Supercomputers are specialized computers that can perform calculations thousands of times faster than a normal computer like a laptop. An exascale machine can do 1018 (a billion billion) calculations per second. The first exascale machines are expected to become available sometime around 2020. The ExCAPE project is part of the EC research on how to design and use these computers to do better science.

The ExCAPE project focusses on an example of the uses of such machines. We will design and write computer programs to help people who look for new medicines. The programs will be written in such a way that they can benefit from the very fast computers that will be available in roughly five years’ time. Part of the job of finding new medicines is looking for chemicals that affect how a disease works, to kill it or stop the disease getting worse. There are a huge number of chemicals, and it is impossible to test them all. This is why scientists use programs to predict which ones will have an effect on some part of the disease, so they can narrow down the list of chemicals that they have to do real tests with.

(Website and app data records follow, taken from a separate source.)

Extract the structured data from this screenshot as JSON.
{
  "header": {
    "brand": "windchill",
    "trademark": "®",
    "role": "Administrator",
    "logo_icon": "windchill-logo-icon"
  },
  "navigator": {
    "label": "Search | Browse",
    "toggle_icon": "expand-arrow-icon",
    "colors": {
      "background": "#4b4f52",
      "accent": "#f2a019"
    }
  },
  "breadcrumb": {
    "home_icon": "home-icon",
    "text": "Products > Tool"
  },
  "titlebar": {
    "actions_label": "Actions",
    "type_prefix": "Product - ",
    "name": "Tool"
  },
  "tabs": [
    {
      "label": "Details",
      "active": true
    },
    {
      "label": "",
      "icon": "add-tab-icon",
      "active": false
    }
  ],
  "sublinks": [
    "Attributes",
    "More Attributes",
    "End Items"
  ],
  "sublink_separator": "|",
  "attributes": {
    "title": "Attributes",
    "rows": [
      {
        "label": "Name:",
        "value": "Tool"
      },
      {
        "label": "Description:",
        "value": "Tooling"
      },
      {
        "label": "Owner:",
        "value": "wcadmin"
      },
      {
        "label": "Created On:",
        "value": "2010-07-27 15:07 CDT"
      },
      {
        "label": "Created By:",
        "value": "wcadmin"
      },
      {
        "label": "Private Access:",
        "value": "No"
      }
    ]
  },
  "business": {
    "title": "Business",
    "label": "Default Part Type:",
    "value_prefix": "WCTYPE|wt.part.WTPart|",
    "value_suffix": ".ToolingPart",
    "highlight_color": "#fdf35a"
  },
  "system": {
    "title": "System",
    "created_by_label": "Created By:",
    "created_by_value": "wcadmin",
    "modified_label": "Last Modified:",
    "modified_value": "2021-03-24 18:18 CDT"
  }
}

The prediction problem can be likened to film recommendation. Imagine a large list of people (e.g. the population of Europe) and a smaller, but still quite large lists of films (a few tens of thousands). It is not feasible to get everyone to watch every film. However, if we collect some real ratings data (e.g. between 1 and 5 stars) given by people that have actually watched various films, we can try to predict what the top 100 films are for all the people on the list. We can usually do a good job, even without that many ratings per person. This is a bit like finding the top 100 diseases that a given chemical might work on, or vice versa the top 100 chemical for a given disease. Chemicals and diseases are more complicated than film ratings though, so the techniques need to be adapted and improved.

The ExCAPE project is roughly divided into three parts.

  1. The first part is about the design of algorithms (the recipes for making good predictions),
  2. the second is about writing the programs to make sure they can run well on a supercomputer, and
  3. the third is about making sure the data is usable, and running the programs on the data to see how well they do. Together they will show how to use supercomputers to give better predictions for medicine research.